EXERCISE AIM: Read through the material below and copy each line in which the word "areas" occurs.

START RECORDS PROVIDED

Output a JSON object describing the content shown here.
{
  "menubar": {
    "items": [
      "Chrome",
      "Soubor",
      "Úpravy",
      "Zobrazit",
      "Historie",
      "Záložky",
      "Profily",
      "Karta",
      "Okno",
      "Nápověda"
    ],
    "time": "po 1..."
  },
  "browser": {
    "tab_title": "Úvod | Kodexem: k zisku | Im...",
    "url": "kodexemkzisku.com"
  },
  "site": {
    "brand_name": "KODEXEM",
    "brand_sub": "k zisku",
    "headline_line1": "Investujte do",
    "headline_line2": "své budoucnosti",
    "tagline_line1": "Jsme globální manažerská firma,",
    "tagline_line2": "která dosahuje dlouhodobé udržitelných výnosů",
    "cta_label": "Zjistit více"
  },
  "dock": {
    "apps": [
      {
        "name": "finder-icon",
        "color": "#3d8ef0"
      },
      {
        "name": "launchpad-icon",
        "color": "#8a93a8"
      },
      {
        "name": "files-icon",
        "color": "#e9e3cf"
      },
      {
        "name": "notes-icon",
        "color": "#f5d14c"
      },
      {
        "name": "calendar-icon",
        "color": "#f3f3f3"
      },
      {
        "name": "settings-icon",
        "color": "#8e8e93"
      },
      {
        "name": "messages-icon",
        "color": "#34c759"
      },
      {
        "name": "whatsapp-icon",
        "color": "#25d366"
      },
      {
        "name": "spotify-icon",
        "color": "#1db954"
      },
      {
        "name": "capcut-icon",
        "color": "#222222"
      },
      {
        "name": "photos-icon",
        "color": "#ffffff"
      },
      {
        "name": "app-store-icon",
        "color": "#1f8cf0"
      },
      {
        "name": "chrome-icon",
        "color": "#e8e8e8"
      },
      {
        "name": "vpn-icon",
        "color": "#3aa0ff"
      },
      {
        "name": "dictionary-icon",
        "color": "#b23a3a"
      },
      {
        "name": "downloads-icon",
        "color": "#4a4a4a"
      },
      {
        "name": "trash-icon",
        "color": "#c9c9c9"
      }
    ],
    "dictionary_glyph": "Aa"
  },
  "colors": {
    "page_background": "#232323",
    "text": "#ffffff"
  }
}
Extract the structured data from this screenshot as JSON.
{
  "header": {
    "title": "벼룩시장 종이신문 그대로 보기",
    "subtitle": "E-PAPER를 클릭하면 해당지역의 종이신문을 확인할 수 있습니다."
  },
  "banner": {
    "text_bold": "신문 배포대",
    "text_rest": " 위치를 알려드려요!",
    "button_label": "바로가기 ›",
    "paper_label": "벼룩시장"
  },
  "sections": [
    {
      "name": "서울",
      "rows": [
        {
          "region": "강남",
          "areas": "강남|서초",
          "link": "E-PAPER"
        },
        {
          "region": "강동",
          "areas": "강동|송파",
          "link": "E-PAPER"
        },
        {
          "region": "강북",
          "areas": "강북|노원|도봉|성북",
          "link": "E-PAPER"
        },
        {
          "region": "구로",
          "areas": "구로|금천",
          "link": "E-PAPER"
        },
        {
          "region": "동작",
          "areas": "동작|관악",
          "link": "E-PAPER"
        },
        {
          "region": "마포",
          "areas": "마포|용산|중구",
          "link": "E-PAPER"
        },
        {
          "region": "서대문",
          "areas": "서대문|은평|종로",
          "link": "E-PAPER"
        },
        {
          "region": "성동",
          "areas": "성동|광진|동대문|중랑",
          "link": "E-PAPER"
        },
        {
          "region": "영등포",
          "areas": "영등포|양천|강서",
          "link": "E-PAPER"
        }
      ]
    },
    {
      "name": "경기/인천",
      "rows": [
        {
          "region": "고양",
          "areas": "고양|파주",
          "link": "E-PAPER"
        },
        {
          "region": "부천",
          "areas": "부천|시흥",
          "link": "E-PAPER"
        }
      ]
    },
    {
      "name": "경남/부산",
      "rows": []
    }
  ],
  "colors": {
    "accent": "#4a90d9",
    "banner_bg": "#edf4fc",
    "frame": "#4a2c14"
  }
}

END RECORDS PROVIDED

WRITTEN ANSWER:
          "areas": "강남|서초",
          "areas": "강동|송파",
          "areas": "강북|노원|도봉|성북",
          "areas": "구로|금천",
          "areas": "동작|관악",
          "areas": "마포|용산|중구",
          "areas": "서대문|은평|종로",
          "areas": "성동|광진|동대문|중랑",
          "areas": "영등포|양천|강서",
          "areas": "고양|파주",
          "areas": "부천|시흥",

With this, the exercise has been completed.